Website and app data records
──────────
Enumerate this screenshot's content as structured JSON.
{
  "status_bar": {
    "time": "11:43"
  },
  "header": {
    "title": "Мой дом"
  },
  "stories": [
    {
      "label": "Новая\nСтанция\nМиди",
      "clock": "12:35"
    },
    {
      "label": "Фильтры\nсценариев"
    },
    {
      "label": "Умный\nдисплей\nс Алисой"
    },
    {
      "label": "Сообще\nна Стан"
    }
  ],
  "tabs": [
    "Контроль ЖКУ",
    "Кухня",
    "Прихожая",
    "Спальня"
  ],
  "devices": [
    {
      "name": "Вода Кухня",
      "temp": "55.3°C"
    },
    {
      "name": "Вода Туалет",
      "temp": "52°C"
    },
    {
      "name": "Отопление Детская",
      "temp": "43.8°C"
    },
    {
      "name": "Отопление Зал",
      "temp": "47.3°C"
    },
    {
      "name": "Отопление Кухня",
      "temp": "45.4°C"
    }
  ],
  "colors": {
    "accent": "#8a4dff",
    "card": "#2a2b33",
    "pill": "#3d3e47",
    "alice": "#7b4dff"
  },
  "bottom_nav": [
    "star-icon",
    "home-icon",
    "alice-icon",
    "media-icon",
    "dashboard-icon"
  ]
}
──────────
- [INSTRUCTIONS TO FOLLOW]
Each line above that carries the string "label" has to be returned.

- [RESULT OF THIS EXERCISE]
      "label": "Новая\nСтанция\nМиди",
      "label": "Фильтры\nсценариев"
      "label": "Умный\nдисплей\nс Алисой"
      "label": "Сообще\nна Стан"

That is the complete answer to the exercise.